Nothing prepared me for my struggle with breastfeeding. It all seemed like it should be so straightforward. Mom meets baby. Baby latches on. Baby eats when baby's hungry. Mom and baby live happily ever after. For the first couple of months of my son's life, this was the narrative. I was positive that any uncertain days of feeding trouble must be behind us and we were in the clear.
So there I sat on a sunny afternoon — shrouded in a false sense of breastfeeding security — when my 2-month-old son ripped off of my breast, red faced and squirming. He relatched and flung himself back off in frustration, repeating the process in rapid succession for the next few minutes. Our struggle had begun. Perhaps the most frustrating part of a milk shortage is figuring out whether or not you have a milk shortage. Was it gas? Maybe he just wasn't hungry and was sick of the woman forcing his face into a boob. Was he congested and couldn't breath well enough to eat? Once the "what if" ball starts rolling, it's hard to stop it.
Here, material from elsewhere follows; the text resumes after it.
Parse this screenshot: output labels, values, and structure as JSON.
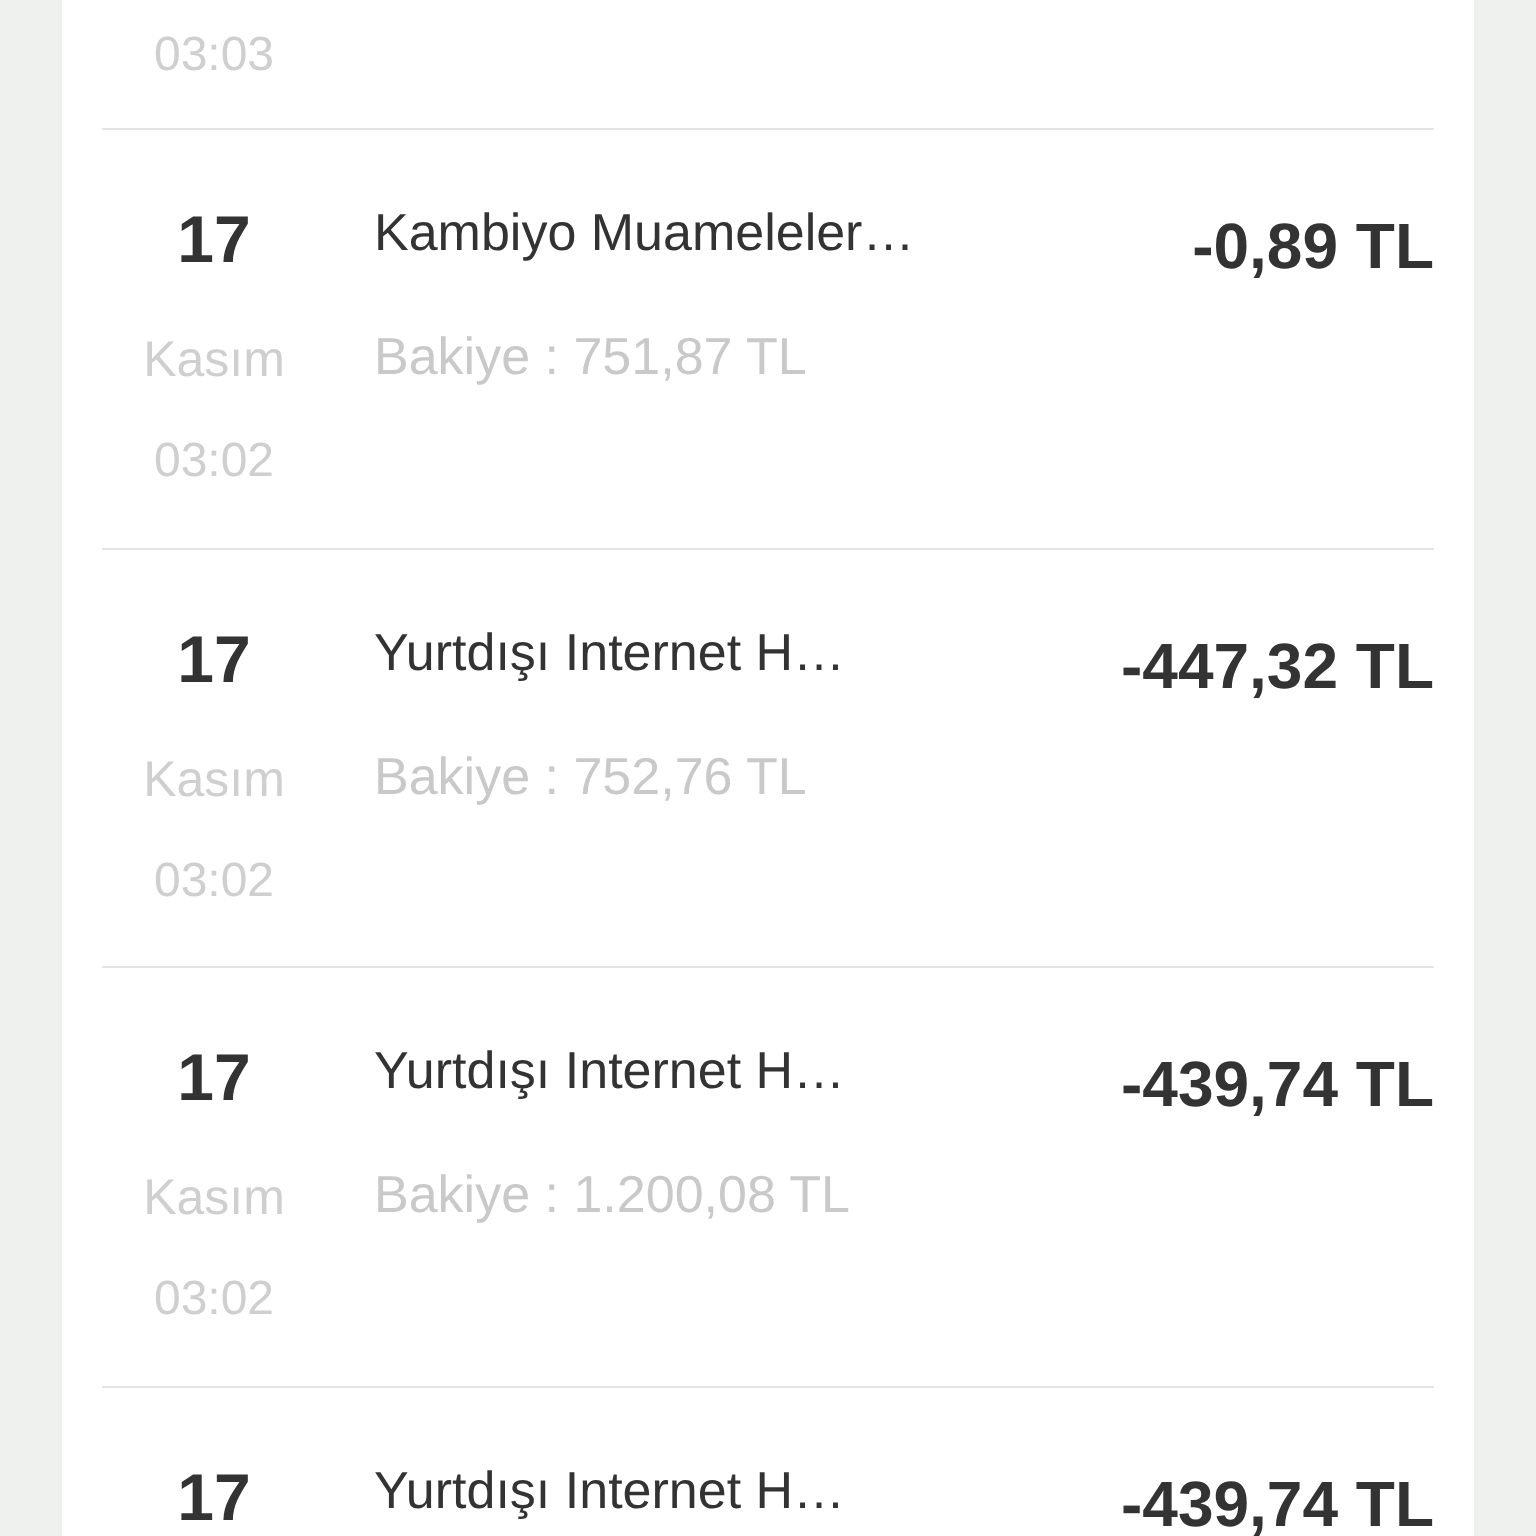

I took to the internet and called my pediatrician. I read story after story of the same odd behavior from frustrated and hungry babies. I whipped out my breast pump and, after three hours of building up my reserves, pumped out a measly one ounce between both breasts. I knew how much I could pump wasn't a perfect indicator of what my baby could express during a feeding, but in my case, it was close. I was heartbroken. How long had my baby been hungry and unable to tell me? Did I miss the signs? I worried I wouldn't be able to get my supply back up and that starting him on formula in the meantime would mean a baby more prone to sickness, something my anxious new-mama mind already feared.
I tried everything. I made lactation cookies and drank gallons of water. I ate oatmeal . . . a LOT of oatmeal. I even pumped each breast for 15 minutes after every breastfeeding session to cue my body into making more milk. After about three weeks, these efforts combined started to make a dent, but it wasn't sustainable. I was sick of oatmeal, and I was spending my life strapped to a breast pump. If you look closely enough, you can still see my butt indent in the couch next to the spot my pump used to sit during these long, arduous days. Finally, I stumbled upon fenugreek on a forum for fed-up moms.
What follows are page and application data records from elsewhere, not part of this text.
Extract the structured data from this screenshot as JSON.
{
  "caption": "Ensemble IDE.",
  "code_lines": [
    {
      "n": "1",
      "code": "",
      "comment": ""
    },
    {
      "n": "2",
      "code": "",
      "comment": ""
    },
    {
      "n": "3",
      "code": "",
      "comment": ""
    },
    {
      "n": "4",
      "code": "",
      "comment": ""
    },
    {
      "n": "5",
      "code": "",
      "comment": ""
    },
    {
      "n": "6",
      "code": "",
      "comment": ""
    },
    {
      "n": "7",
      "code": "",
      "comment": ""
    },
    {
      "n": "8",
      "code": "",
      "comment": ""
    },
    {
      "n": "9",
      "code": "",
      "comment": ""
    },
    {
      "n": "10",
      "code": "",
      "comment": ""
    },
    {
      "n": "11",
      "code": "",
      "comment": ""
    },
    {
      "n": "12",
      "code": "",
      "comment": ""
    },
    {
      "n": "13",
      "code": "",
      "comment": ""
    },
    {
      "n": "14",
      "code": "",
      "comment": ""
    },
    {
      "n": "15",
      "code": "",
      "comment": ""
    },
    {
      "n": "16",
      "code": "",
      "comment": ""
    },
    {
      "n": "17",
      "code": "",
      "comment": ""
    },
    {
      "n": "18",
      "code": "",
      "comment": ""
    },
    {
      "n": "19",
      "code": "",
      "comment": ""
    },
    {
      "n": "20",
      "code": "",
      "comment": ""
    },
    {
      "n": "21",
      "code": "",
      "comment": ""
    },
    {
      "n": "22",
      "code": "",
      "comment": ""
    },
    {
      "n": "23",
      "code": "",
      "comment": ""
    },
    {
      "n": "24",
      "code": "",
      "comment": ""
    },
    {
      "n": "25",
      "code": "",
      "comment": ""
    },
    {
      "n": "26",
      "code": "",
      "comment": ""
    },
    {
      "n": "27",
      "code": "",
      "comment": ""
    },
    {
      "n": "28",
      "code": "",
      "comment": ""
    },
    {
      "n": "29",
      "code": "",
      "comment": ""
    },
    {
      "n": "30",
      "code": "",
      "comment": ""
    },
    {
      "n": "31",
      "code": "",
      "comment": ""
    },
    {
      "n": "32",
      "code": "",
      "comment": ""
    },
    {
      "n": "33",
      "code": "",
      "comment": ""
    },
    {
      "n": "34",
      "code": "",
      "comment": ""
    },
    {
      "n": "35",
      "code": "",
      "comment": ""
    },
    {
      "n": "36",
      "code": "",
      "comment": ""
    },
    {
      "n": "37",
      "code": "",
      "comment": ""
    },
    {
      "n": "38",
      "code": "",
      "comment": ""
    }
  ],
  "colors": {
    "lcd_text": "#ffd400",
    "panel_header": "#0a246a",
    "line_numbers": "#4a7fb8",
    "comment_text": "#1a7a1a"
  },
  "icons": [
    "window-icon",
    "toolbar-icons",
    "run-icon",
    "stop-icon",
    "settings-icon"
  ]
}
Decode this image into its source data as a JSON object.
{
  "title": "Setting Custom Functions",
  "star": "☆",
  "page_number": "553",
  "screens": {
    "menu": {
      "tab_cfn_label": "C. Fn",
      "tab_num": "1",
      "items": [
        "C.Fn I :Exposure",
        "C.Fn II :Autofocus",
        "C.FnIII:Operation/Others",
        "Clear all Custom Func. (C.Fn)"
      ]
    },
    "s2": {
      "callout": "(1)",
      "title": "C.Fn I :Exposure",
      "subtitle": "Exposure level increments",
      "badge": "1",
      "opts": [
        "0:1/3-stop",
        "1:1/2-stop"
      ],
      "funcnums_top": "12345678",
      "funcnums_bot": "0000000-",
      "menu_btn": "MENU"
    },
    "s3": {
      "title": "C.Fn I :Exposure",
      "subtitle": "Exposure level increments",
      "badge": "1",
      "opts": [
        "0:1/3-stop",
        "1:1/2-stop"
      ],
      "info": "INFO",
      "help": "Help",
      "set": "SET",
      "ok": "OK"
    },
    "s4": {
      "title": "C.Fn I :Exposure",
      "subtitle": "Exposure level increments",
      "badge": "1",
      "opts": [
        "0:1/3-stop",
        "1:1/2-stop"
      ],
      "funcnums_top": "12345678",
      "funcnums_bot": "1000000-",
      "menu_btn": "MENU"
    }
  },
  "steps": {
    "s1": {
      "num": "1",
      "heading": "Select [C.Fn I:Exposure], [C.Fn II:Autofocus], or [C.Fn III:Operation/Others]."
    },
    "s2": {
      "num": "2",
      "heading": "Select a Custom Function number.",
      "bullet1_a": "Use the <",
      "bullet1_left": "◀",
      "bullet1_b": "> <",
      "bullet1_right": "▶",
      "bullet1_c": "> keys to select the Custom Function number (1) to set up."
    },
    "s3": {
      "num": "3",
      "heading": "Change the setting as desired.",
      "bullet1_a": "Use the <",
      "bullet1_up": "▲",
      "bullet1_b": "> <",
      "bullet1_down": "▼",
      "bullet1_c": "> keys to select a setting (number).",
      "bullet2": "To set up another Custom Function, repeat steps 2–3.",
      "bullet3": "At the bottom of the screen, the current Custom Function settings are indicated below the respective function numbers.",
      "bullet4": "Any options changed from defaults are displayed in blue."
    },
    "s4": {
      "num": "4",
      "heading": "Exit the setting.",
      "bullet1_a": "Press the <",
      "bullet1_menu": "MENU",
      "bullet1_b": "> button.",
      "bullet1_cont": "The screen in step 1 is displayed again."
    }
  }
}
Fenugreek is an herb that smells a whole lot like maple syrup. Other moms swore by its ability to bring their milk supply back from the dead. I hadn't discussed it with my doctor yet but knew it was at least safe, so I began the regimen recommended on the bottle. Each morning, afternoon, and evening, I took three 610 mg capsules of Nature's Way Fenugreek Seed. After the first day, I hunkered down and prepared myself for yet another failed attempt at replenishment. Best-case scenario, it would be a while. All good things take time, right? Nope. Not fenugreek, and not for me. By the end of the third day, my milk supply had nearly doubled, if not tripled, and I was in breastfeeding heaven. The symphonic sounds of my son nearly drowning in breast milk were music to my ears.
It turns out, I wasn't the only mom having fantastic results. In this analysis of five different studies with 122 participants total, researchers found that four of the five studies reported significant increases in milk production for breastfeeding women taking fenugreek. (Of course, there are also plenty of other women who report it not working as well. Not everyone will have the same results.) Now, as I breastfeed my second baby, I'm sure to keep a bottle or two of fenugreek on hand. When I sense a dwindling supply, I start on three capsules three times a day, and, like clockwork, my supply multiplies nearly overnight. No more oatmeal, no more incessant pumping, and no more couch-cushion butt indents.
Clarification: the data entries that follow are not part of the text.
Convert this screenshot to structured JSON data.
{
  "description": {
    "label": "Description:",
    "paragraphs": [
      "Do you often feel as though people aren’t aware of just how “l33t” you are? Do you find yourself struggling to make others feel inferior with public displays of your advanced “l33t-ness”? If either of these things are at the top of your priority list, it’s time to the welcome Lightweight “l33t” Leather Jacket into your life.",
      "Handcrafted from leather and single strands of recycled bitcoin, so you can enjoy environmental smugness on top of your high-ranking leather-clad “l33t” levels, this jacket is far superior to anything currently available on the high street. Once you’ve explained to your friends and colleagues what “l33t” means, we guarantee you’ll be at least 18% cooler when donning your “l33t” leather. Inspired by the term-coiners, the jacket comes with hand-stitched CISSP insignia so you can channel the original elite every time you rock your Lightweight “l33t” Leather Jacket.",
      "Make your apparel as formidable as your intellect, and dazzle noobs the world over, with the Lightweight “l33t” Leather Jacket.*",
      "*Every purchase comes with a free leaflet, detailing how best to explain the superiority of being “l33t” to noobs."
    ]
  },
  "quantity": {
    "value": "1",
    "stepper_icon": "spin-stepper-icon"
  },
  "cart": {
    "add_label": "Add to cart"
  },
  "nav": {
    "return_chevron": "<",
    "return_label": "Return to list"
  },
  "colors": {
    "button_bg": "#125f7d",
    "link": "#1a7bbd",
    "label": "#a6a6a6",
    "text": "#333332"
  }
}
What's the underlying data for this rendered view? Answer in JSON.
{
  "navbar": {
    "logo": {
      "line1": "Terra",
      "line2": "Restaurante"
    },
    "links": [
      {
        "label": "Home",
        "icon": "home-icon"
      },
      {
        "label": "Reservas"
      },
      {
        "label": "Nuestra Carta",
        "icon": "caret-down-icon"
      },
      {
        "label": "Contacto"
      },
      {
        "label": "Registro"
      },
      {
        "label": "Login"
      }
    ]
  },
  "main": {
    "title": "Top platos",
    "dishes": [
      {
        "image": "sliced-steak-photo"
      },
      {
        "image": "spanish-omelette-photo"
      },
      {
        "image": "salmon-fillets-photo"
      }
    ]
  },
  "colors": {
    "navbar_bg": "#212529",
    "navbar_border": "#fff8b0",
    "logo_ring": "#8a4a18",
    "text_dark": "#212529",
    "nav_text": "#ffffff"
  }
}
This personal essay is not intended to be medical advice. You should always consult your doctor before beginning any new supplements or treatments.